Leaving the pictures aside, repeat every line below exactly.

[[ Material for this task open ]]

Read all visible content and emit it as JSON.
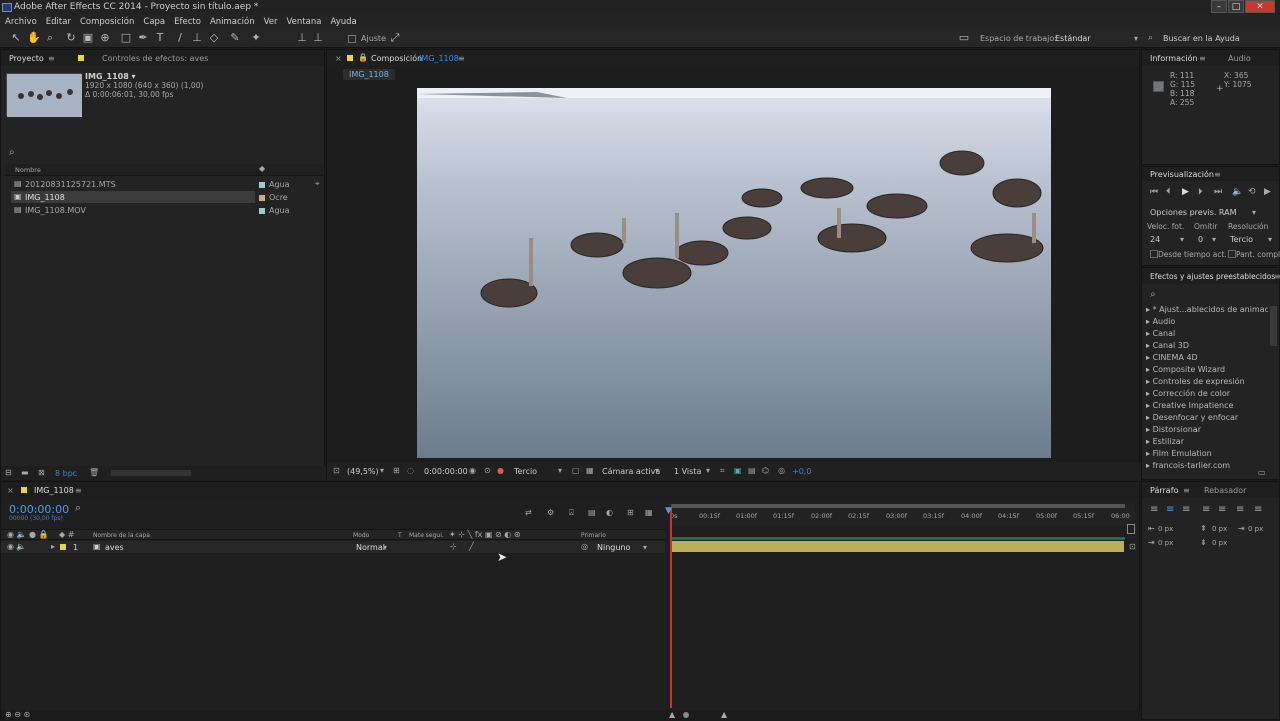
{
  "window": {
    "title": "Adobe After Effects CC 2014 - Proyecto sin título.aep *"
  },
  "menu": [
    "Archivo",
    "Editar",
    "Composición",
    "Capa",
    "Efecto",
    "Animación",
    "Ver",
    "Ventana",
    "Ayuda"
  ],
  "toolbar": {
    "adjust": "Ajuste",
    "workspace_label": "Espacio de trabajo:",
    "workspace_value": "Estándar",
    "help_search": "Buscar en la Ayuda"
  },
  "project": {
    "tab": "Proyecto",
    "tab2": "Controles de efectos: aves",
    "selected_name": "IMG_1108 ▾",
    "selected_info1": "1920 x 1080 (640 x 360) (1,00)",
    "selected_info2": "Δ 0:00:06:01, 30,00 fps",
    "col_name": "Nombre",
    "items": [
      {
        "name": "20120831125721.MTS",
        "label": "Agua"
      },
      {
        "name": "IMG_1108",
        "label": "Ocre"
      },
      {
        "name": "IMG_1108.MOV",
        "label": "Agua"
      }
    ],
    "bpc": "8 bpc"
  },
  "composition": {
    "tab": "Composición",
    "tab_name": "IMG_1108",
    "subtab": "IMG_1108",
    "zoom": "(49,5%)",
    "time": "0:00:00:00",
    "resolution": "Tercio",
    "camera": "Cámara activa",
    "views": "1 Vista",
    "exposure": "+0,0"
  },
  "info": {
    "tab": "Información",
    "tab2": "Audio",
    "R": "R: 111",
    "G": "G: 115",
    "B": "B: 118",
    "A": "A: 255",
    "X": "X: 365",
    "Y": "Y: 1075"
  },
  "preview": {
    "tab": "Previsualización",
    "ram": "Opciones previs. RAM",
    "fps_label": "Veloc. fot.",
    "skip_label": "Omitir",
    "res_label": "Resolución",
    "fps": "24",
    "skip": "0",
    "res": "Tercio",
    "from": "Desde tiempo act.",
    "full": "Pant. compl."
  },
  "effects": {
    "tab": "Efectos y ajustes preestablecidos",
    "items": [
      "* Ajust...ablecidos de animación",
      "Audio",
      "Canal",
      "Canal 3D",
      "CINEMA 4D",
      "Composite Wizard",
      "Controles de expresión",
      "Corrección de color",
      "Creative Impatience",
      "Desenfocar y enfocar",
      "Distorsionar",
      "Estilizar",
      "Film Emulation",
      "francois-tarlier.com"
    ]
  },
  "timeline": {
    "tab": "IMG_1108",
    "timecode": "0:00:00:00",
    "fps_small": "00000 (30,00 fps)",
    "col_layer": "Nombre de la capa",
    "col_mode": "Modo",
    "col_t": "T",
    "col_track": "Mate segui.",
    "col_parent": "Primario",
    "layer_index": "1",
    "layer_name": "aves",
    "layer_mode": "Normal",
    "layer_parent": "Ninguno",
    "ruler": [
      "0s",
      "00:15f",
      "01:00f",
      "01:15f",
      "02:00f",
      "02:15f",
      "03:00f",
      "03:15f",
      "04:00f",
      "04:15f",
      "05:00f",
      "05:15f",
      "06:00"
    ]
  },
  "paragraph": {
    "tab": "Párrafo",
    "tab2": "Rebasador",
    "px1": "0 px",
    "px2": "0 px",
    "px3": "0 px",
    "px4": "0 px",
    "px5": "0 px"
  }
}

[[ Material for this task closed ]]

Output below —
Read all visible content and emit it as JSON.
{
  "window": {
    "title": "Adobe After Effects CC 2014 - Proyecto sin título.aep *"
  },
  "menu": [
    "Archivo",
    "Editar",
    "Composición",
    "Capa",
    "Efecto",
    "Animación",
    "Ver",
    "Ventana",
    "Ayuda"
  ],
  "toolbar": {
    "adjust": "Ajuste",
    "workspace_label": "Espacio de trabajo:",
    "workspace_value": "Estándar",
    "help_search": "Buscar en la Ayuda"
  },
  "project": {
    "tab": "Proyecto",
    "tab2": "Controles de efectos: aves",
    "selected_name": "IMG_1108 ▾",
    "selected_info1": "1920 x 1080 (640 x 360) (1,00)",
    "selected_info2": "Δ 0:00:06:01, 30,00 fps",
    "col_name": "Nombre",
    "items": [
      {
        "name": "20120831125721.MTS",
        "label": "Agua"
      },
      {
        "name": "IMG_1108",
        "label": "Ocre"
      },
      {
        "name": "IMG_1108.MOV",
        "label": "Agua"
      }
    ],
    "bpc": "8 bpc"
  },
  "composition": {
    "tab": "Composición",
    "tab_name": "IMG_1108",
    "subtab": "IMG_1108",
    "zoom": "(49,5%)",
    "time": "0:00:00:00",
    "resolution": "Tercio",
    "camera": "Cámara activa",
    "views": "1 Vista",
    "exposure": "+0,0"
  },
  "info": {
    "tab": "Información",
    "tab2": "Audio",
    "R": "R: 111",
    "G": "G: 115",
    "B": "B: 118",
    "A": "A: 255",
    "X": "X: 365",
    "Y": "Y: 1075"
  },
  "preview": {
    "tab": "Previsualización",
    "ram": "Opciones previs. RAM",
    "fps_label": "Veloc. fot.",
    "skip_label": "Omitir",
    "res_label": "Resolución",
    "fps": "24",
    "skip": "0",
    "res": "Tercio",
    "from": "Desde tiempo act.",
    "full": "Pant. compl."
  },
  "effects": {
    "tab": "Efectos y ajustes preestablecidos",
    "items": [
      "* Ajust...ablecidos de animación",
      "Audio",
      "Canal",
      "Canal 3D",
      "CINEMA 4D",
      "Composite Wizard",
      "Controles de expresión",
      "Corrección de color",
      "Creative Impatience",
      "Desenfocar y enfocar",
      "Distorsionar",
      "Estilizar",
      "Film Emulation",
      "francois-tarlier.com"
    ]
  },
  "timeline": {
    "tab": "IMG_1108",
    "timecode": "0:00:00:00",
    "fps_small": "00000 (30,00 fps)",
    "col_layer": "Nombre de la capa",
    "col_mode": "Modo",
    "col_t": "T",
    "col_track": "Mate segui.",
    "col_parent": "Primario",
    "layer_index": "1",
    "layer_name": "aves",
    "layer_mode": "Normal",
    "layer_parent": "Ninguno",
    "ruler": [
      "0s",
      "00:15f",
      "01:00f",
      "01:15f",
      "02:00f",
      "02:15f",
      "03:00f",
      "03:15f",
      "04:00f",
      "04:15f",
      "05:00f",
      "05:15f",
      "06:00"
    ]
  },
  "paragraph": {
    "tab": "Párrafo",
    "tab2": "Rebasador",
    "px1": "0 px",
    "px2": "0 px",
    "px3": "0 px",
    "px4": "0 px",
    "px5": "0 px"
  }
}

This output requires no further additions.